*** DATA FOR ANALYSIS ***

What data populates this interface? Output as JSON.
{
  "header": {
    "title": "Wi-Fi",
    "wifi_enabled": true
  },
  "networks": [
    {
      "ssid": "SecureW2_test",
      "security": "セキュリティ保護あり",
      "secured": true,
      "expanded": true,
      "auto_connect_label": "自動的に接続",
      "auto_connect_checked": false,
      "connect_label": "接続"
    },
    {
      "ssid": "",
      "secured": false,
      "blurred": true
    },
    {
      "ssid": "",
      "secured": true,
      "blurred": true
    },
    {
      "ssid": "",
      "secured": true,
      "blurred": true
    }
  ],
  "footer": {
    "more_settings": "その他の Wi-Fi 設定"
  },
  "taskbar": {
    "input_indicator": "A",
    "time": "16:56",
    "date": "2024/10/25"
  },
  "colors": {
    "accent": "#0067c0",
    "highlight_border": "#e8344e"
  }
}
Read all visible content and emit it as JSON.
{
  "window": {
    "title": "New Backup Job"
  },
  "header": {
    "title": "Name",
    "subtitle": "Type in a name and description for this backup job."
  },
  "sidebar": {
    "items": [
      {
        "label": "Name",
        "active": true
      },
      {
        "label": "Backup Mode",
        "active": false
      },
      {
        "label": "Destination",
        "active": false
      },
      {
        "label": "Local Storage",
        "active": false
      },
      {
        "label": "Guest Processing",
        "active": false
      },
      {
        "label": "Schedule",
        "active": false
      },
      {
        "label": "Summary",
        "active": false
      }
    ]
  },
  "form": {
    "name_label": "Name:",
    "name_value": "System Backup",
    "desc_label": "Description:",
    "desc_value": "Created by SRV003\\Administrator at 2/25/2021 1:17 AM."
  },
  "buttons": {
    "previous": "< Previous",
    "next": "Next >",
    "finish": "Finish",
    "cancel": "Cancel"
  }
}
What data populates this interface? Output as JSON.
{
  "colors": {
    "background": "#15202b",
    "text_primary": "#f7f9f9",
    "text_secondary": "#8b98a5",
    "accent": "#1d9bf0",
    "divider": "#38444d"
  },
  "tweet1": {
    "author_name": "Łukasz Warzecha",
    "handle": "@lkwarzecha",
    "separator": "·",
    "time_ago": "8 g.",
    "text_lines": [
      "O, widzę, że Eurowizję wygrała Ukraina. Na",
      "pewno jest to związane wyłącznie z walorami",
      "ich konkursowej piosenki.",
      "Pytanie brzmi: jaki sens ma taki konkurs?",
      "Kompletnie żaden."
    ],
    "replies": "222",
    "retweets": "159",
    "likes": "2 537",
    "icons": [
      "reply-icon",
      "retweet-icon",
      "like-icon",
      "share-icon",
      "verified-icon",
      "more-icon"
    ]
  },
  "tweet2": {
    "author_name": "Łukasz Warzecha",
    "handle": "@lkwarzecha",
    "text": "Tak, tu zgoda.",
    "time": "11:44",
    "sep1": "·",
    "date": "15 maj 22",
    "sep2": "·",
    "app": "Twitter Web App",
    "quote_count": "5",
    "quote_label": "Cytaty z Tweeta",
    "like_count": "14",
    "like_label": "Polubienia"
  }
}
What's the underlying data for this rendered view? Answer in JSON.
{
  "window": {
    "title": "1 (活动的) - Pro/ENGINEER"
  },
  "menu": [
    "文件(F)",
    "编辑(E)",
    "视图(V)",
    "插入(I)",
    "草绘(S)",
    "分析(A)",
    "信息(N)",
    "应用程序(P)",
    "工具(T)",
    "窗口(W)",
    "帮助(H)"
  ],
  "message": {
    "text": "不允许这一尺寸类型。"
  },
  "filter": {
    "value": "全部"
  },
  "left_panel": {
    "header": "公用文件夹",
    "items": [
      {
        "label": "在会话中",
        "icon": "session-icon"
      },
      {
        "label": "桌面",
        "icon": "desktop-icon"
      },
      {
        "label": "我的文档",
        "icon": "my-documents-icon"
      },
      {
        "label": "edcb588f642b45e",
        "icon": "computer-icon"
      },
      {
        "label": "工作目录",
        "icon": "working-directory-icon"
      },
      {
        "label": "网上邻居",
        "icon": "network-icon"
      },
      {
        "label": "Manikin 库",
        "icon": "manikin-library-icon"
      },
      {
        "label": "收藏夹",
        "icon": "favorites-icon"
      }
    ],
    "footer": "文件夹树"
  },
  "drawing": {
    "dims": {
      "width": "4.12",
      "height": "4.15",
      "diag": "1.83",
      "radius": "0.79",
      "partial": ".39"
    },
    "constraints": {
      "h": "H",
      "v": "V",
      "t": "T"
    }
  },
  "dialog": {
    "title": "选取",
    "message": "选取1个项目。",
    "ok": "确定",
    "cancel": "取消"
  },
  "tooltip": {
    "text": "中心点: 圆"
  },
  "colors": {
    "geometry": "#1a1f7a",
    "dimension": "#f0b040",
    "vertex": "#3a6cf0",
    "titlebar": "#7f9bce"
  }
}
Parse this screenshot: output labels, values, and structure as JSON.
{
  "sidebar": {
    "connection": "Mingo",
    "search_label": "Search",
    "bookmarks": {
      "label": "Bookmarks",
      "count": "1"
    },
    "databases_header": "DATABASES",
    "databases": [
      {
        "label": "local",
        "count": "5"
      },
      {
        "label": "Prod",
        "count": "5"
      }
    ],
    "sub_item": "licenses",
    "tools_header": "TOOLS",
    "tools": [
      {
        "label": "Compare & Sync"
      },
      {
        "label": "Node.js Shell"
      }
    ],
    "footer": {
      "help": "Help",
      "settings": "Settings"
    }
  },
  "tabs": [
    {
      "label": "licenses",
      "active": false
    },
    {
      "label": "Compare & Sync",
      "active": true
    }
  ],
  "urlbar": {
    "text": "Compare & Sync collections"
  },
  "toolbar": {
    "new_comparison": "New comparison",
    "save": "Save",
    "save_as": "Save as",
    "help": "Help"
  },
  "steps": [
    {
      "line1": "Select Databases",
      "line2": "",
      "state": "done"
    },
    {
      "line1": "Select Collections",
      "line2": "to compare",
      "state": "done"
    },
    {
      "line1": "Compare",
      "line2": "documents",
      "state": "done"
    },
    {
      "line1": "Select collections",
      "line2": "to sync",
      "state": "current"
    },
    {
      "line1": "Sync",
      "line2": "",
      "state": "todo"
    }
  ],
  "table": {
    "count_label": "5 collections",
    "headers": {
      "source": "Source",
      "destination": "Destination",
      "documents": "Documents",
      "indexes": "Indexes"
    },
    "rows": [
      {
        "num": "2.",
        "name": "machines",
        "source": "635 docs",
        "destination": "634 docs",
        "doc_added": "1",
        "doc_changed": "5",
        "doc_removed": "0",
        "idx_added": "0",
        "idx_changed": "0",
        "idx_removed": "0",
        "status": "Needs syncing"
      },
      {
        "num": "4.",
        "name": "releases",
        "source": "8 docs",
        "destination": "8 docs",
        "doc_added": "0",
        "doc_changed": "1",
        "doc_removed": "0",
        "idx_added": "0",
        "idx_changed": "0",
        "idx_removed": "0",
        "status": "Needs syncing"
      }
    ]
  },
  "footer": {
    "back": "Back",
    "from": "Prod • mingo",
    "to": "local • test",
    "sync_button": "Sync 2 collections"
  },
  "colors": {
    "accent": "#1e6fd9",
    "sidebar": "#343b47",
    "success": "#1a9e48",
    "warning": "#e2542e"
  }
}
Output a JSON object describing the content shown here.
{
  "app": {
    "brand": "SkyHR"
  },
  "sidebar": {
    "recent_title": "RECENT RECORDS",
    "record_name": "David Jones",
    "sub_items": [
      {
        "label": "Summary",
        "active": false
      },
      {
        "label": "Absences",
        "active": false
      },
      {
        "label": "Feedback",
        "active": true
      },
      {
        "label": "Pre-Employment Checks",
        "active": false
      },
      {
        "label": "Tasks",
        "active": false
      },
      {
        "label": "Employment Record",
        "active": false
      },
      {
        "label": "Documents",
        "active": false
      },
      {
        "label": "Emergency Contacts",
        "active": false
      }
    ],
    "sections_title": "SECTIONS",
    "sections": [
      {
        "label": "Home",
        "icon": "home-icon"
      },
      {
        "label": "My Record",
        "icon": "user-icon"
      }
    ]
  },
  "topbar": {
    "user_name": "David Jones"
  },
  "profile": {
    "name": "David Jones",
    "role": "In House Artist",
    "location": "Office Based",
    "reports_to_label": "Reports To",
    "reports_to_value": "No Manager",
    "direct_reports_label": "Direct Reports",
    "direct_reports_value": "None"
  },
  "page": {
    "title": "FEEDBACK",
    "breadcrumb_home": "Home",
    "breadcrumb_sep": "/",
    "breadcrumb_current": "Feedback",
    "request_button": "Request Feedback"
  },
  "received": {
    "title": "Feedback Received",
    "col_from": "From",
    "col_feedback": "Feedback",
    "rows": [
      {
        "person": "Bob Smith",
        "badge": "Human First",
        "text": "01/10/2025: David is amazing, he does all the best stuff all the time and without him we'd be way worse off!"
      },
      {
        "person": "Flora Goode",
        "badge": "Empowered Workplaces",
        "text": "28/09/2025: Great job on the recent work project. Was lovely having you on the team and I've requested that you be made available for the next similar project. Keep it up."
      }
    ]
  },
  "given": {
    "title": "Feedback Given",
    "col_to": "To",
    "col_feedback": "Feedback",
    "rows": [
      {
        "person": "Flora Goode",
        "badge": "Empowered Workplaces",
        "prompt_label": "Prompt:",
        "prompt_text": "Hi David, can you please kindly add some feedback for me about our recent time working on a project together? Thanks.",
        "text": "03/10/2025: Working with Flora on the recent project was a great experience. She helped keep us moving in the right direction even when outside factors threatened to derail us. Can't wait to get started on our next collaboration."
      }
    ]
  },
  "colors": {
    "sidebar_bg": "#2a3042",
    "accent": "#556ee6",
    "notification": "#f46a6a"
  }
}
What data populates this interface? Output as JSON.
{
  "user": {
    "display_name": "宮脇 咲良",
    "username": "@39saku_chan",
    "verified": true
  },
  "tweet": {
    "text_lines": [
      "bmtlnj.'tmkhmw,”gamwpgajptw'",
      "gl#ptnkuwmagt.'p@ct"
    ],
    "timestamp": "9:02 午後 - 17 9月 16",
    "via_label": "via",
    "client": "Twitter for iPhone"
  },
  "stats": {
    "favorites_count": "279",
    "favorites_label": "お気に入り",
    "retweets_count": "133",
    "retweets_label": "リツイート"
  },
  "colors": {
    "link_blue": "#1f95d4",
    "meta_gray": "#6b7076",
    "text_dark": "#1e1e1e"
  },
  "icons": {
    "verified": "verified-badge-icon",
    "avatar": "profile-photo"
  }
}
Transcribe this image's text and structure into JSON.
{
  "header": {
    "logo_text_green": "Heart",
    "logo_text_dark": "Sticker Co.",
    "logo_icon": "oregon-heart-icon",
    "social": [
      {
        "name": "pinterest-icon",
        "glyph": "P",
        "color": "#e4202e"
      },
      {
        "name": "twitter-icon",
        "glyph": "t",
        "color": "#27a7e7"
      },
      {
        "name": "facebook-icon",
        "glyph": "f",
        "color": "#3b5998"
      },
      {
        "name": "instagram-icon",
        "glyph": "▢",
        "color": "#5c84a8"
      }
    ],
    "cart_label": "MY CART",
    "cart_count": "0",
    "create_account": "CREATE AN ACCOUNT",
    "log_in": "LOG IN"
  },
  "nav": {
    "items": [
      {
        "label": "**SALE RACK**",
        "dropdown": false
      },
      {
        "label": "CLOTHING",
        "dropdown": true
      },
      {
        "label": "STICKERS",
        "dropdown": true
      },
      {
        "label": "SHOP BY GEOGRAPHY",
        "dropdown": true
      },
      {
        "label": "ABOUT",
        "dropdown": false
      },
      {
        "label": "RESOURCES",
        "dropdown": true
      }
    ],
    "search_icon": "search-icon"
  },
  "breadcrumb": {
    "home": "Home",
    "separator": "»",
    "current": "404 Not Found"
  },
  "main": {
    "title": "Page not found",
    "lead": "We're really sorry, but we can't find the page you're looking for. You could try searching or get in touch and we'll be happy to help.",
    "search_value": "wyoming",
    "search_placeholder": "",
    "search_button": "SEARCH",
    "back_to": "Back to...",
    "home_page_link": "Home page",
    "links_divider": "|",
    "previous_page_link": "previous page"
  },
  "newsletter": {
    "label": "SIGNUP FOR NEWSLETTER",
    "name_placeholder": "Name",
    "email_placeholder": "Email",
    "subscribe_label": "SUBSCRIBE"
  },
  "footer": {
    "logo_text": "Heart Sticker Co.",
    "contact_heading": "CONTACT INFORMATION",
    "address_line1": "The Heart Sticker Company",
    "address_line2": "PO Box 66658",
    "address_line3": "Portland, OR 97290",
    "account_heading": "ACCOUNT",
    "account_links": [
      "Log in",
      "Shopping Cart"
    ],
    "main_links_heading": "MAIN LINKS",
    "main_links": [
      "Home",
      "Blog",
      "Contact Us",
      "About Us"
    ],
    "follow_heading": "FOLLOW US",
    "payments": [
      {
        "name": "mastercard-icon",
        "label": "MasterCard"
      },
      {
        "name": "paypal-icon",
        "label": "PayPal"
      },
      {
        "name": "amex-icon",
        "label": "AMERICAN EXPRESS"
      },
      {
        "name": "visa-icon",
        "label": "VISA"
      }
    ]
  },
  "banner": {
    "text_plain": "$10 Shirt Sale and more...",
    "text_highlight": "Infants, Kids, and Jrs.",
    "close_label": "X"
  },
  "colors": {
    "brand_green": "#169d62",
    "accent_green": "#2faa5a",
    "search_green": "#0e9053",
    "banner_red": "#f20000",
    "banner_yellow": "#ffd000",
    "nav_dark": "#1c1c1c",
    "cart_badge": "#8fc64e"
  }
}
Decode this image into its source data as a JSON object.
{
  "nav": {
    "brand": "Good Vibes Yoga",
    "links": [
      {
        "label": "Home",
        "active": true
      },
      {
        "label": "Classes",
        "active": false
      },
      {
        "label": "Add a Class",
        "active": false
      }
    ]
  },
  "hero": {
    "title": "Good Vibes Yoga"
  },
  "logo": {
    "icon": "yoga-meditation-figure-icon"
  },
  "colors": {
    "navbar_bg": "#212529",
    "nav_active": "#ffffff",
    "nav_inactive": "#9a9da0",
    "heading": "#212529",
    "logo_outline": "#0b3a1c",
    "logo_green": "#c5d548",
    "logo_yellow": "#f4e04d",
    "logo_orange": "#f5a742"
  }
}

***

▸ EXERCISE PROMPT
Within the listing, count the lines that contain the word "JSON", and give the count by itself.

▸ COMPLETED TASK
9